Fears over the coronavirus and an oil price war sank the Dow Jones Industrial down 2013.76 points, a 7.79% drop by the end of Monday’s rollercoaster day. The S&P 500 had its worst day since 2008.
Five minutes after the trading day started Monday, the S&P 500 fell 7% triggering an automatic 15-minute halt to trading known as a “circuit breaker,” marking the first time trading was automatically stopped since 1997.
“[The circuit breakers] give markets an opportunity to catch their breath, essentially, so it’s not just selling begets selling and down we’d go,” said Marc Horner, president and founder of Fairhaven Wealth Management.
Oil prices also plummeted about 24% to $34 a barrel, which is the biggest one-day crash since the Gulf War in 1991. The price crash happened after the Saudi Arabian oil company, Aramco, slashed prices and promised to increase output after the Saudi-led Organization of the Petroleum Exporting Countries (OPEC) failed to reach a deal with Russia over oil-production cuts. A flooded oil market will hurt U.S. shale producers that exports oil.
Horner says both coronavirus fears and the battle over oil is causing market volatility.
“OPEC is waging a price war on Russia in saying that they’re going to produce a whole bunch of oil to drive down oil prices,” he said. “Coronavirus, in particular, boils down to people don’t know what that might lead to.”
Horner said he hasn’t been flooded by client calls amid the selloff. “Thankfully, we’ve got relatively few client calls,” he said. “And actually all of the clients that are making moves, clients are sticking to their long-term investment plan.

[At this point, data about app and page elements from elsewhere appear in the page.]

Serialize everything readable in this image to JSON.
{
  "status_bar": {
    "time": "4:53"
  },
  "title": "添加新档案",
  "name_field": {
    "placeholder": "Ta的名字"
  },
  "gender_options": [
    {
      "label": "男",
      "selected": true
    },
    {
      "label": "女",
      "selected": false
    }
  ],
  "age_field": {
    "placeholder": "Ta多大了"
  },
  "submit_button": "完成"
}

“There’ve been a couple of clients that have decided to move to cash, but they are outnumbered by clients that have been buying into the decline and adding to their stock side of their portfolio.”